More about Sequence


For city dwellers that fancy a romp around a classic corn maze but can’t seem to make it out to the country, Richard Serra’s sculpture Sequence is a nice alternative.

This piece weighs in at a whopping 235 tons and consists of a labyrinth of twisting steel 67 feet long. The journey of this sculpture is almost as long and winding as the piece itself. This sculpture has been moved from New York to Los Angeles to Palo Alto and then finally to San Francisco. Transporting this behemoth requires a dozen flatbed trucks and specialists in rigging objects to man them. Given that San Francisco is the second most densely populated city in the country after NYC, I cannot image what kind of traffic jam ensued when they brought this beauty to its permanent home at the San Francisco Museum of Modern Art, in the heart of downtown. Anyone who has visited San Francisco knows one thing: driving in the city is a nightmarish roller coaster ride. I cannot even fathom how they navigated this baby through the narrow and crowded SF streets.

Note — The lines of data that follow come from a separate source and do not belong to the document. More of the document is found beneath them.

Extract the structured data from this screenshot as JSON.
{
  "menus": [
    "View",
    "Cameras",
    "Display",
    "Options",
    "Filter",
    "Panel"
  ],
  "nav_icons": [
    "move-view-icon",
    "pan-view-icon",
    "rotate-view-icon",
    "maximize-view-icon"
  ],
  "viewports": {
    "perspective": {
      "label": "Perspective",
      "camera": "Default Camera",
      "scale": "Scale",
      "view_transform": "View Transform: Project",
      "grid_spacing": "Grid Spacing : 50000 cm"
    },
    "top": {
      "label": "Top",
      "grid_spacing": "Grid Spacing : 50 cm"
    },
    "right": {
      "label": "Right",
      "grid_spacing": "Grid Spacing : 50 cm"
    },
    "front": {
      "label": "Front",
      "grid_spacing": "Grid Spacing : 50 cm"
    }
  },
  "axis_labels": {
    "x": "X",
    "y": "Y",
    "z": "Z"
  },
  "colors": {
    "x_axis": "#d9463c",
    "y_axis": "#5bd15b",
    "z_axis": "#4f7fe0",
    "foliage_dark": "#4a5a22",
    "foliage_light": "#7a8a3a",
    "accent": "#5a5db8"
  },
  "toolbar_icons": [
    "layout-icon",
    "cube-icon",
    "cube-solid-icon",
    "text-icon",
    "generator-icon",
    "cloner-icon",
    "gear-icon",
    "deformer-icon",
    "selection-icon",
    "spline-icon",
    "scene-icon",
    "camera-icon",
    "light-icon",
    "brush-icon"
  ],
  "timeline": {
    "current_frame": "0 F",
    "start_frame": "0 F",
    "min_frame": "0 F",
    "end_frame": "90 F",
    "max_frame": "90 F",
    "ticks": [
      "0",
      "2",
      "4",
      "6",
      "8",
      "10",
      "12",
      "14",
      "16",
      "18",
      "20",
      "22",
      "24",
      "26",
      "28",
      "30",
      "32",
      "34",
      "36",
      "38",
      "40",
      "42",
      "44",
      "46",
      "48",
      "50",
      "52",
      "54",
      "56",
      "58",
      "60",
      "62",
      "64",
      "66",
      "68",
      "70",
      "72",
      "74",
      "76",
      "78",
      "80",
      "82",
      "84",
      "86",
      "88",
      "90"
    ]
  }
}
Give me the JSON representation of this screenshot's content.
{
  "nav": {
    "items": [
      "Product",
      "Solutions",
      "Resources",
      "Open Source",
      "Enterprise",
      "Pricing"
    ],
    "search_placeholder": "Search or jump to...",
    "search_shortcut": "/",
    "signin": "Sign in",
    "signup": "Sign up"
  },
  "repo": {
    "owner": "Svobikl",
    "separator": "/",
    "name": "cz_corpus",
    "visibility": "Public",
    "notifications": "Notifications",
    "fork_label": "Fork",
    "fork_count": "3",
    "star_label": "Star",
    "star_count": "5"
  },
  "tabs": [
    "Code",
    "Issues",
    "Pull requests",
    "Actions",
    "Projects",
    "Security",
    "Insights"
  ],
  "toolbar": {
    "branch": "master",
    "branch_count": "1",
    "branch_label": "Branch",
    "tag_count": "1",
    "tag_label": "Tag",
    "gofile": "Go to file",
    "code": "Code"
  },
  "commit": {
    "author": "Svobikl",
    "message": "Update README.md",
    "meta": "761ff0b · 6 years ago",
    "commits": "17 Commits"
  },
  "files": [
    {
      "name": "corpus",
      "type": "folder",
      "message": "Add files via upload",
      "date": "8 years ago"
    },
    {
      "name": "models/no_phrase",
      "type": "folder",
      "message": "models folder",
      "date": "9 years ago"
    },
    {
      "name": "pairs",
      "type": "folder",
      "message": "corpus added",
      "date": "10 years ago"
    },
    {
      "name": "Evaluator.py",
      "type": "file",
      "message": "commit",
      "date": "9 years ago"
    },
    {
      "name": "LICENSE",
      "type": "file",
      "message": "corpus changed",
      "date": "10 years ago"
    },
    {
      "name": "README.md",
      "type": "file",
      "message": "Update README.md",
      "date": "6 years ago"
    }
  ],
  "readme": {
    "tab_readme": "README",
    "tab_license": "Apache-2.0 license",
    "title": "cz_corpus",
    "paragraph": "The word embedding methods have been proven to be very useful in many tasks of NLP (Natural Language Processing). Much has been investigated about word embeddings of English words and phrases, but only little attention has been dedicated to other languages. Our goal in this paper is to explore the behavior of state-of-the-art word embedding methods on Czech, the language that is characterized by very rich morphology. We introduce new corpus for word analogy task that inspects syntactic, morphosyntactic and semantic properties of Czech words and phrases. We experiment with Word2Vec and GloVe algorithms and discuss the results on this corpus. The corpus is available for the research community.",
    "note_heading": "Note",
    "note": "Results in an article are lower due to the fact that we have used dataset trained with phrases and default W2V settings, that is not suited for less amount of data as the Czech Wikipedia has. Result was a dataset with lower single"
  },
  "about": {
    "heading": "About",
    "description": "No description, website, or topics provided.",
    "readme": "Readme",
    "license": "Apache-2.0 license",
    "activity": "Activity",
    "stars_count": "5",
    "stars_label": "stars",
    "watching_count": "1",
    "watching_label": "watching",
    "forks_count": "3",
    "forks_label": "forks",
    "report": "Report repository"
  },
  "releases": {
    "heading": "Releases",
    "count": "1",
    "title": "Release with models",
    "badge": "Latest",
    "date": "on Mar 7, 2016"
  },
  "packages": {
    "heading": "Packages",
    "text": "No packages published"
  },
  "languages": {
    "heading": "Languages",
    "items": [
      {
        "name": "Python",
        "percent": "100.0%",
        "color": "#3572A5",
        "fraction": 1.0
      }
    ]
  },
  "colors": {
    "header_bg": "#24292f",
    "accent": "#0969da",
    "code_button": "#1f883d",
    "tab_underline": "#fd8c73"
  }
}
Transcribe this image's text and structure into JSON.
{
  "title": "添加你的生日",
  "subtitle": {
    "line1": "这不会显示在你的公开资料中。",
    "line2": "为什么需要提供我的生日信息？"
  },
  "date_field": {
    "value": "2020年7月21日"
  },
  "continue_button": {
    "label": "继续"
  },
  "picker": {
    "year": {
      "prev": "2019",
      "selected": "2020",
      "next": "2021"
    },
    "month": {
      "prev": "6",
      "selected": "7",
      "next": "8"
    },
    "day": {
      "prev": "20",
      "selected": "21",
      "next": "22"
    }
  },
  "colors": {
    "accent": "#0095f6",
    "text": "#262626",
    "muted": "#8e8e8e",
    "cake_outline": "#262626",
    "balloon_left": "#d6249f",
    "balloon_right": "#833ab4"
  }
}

Prior to arriving in San Francisco, Sequence spent three years at the Cantor Arts Center at Stanford University. An entire lawn at the center was ripped up and filled in with 23 truckloads of concrete to accommodate this temporary artwork. While this unsettles my inner environmentalist, at least the sculpture got to temporarily exist in its intended outdoor environment. Placing the steel structure outside allowed the metal to rust from a dark umber brown to the lovely orange peel you see today. Curators at the SFMOMA wished the piece had rusted more in the three years it sat outside but with little rain in sunny California, their dreams were quickly snuffed out. And I thought the ramifications of the drought couldn’t get any worse, now our art is starting to suffer too!

Don’t like to pay those museum fees? Well the first floor of the new SFMOMA will be open to the public, so if you’re feeling a bit stingy or times are tough you can still frolic around Serra’s Sequence for free ninety nine. Not a bad deal to see the work one of the masters of minimalist sculpture.